The latest Australian Bureau of Statistics (ABS) data found that 44 per cent of employed women worked part-time in 2015/2016, reinforcing the need to legislate the Low Income Super Tax Offset (LISTO), Industry Super Australia (ISA) believes.
The superannuation body said more than three million lower paid workers, who were mostly women, would not unfairly end up paying more tax on their super than they do on their take home pay if LISTO was legislated.
ISA chief executive, David Whiteley, said: "We can only do this by reining in and re-directing billions of dollars' worth of tax concessions to those most in need".
"At the moment, men receive 65 per cent of tax concessions compared with 35 per cent for women," he said.
"These lop-sided tax breaks disproportionately benefit a small number of Australia's wealthiest, highest income-earning men in no need of government assistance to help save for their retirement."
The ABS' latest figures also found a 3.5 per cent increase in the number of men working part-time from 2005/2006 (11.8 per cent) to 2015/2016 (15.3 per cent). ISA said this indicated that jobs were becoming more casualised.
"We need to recalibrate tax concessions to ensure the people receiving them are the people who need them most," Whiteley said.
"If we fail to meet this most basic standard of fairness, two-thirds of single women retiring between now and 2055 will retire below a comfortable standard, and more than half of women currently aged 25 to 29 will retire on incomes below a comfortable standard.

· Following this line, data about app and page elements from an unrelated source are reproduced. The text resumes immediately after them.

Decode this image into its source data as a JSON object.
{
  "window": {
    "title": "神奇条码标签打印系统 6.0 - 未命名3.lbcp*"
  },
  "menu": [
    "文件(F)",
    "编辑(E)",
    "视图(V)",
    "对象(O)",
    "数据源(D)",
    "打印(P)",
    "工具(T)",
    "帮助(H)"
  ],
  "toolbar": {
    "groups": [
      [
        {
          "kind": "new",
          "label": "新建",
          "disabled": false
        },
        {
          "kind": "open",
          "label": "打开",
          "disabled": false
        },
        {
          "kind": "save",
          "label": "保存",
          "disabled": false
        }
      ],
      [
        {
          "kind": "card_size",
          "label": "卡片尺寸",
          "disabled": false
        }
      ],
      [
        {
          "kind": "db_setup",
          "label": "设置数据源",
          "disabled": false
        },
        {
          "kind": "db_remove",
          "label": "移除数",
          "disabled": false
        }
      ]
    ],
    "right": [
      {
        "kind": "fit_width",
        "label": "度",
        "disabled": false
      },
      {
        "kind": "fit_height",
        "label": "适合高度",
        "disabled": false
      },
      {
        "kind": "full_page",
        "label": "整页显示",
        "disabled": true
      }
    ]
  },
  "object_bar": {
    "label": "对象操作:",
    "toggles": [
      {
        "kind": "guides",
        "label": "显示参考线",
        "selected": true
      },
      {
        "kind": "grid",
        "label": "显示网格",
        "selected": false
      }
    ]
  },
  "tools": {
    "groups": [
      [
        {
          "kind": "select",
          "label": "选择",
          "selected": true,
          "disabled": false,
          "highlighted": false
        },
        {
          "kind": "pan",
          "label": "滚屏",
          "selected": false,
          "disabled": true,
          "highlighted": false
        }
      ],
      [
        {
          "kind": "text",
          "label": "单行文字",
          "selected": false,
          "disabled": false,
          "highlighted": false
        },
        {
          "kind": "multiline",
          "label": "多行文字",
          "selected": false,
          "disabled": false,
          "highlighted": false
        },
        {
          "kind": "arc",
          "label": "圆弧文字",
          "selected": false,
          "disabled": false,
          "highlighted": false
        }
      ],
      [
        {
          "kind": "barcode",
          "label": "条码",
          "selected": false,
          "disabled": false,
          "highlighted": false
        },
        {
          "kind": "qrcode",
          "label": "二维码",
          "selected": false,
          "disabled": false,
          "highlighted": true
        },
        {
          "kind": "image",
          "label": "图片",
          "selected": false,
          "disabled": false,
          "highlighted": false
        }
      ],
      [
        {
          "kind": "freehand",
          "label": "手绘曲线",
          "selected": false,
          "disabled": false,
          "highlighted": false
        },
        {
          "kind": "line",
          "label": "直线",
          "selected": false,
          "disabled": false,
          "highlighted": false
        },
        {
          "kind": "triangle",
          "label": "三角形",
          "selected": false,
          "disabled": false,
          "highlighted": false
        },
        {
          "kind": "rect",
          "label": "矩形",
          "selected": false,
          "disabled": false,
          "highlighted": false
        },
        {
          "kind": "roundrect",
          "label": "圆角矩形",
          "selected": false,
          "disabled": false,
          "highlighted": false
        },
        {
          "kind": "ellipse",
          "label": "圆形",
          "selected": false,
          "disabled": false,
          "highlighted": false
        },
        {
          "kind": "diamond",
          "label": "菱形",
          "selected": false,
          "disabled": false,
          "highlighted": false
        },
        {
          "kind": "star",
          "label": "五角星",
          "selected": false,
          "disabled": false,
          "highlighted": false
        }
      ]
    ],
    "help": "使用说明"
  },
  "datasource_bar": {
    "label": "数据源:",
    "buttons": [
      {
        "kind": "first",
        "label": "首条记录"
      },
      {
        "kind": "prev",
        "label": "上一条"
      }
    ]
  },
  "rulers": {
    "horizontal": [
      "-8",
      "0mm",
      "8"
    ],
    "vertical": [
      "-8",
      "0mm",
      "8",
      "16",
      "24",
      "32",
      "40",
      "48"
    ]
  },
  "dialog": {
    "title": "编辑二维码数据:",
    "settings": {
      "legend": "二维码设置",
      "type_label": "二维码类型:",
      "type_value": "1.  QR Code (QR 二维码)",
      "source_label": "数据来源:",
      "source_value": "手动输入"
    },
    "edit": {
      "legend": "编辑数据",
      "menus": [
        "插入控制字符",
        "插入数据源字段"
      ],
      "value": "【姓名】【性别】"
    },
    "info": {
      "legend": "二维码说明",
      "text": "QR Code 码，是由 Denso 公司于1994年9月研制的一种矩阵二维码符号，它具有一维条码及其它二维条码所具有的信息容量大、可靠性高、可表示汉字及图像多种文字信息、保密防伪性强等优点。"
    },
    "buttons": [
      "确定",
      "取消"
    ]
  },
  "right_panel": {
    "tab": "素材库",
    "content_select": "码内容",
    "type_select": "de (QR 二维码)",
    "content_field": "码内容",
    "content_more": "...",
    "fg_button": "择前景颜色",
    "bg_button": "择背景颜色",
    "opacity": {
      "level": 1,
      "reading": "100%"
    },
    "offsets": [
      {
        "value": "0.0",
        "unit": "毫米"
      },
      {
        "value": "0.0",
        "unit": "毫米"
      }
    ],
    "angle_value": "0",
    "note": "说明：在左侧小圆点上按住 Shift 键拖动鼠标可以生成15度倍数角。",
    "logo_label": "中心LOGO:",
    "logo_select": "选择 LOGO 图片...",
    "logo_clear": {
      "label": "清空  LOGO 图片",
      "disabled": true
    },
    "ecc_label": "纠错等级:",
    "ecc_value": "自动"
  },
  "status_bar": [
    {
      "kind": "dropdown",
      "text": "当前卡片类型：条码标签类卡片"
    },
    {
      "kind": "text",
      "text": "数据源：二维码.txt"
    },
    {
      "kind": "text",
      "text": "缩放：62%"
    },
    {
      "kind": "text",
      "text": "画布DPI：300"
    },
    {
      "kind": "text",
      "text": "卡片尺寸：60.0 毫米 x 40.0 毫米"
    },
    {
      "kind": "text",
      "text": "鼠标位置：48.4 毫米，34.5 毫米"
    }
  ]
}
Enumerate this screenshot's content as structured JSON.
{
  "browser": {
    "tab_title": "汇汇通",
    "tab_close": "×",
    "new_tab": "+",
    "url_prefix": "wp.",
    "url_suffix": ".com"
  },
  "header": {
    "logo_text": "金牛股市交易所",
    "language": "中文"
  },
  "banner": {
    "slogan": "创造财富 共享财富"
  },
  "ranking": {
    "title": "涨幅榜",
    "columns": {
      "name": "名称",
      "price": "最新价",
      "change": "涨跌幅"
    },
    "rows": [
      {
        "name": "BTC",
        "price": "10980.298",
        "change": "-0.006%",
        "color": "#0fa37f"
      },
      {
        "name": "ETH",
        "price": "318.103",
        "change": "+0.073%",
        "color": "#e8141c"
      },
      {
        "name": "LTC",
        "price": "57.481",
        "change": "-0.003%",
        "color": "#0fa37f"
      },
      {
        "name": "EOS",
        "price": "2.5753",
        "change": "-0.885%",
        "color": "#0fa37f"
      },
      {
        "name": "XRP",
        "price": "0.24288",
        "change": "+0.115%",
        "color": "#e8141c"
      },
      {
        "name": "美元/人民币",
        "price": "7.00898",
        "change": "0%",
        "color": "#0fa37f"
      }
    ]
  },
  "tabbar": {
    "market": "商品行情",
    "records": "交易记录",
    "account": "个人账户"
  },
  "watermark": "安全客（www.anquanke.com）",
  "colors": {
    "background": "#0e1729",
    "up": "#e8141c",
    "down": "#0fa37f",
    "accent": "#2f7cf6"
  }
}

"Not acting to correct the imbalance now will impact heavily on pension outlays, a shrinking number of taxpayers and the overall economy as our population ages."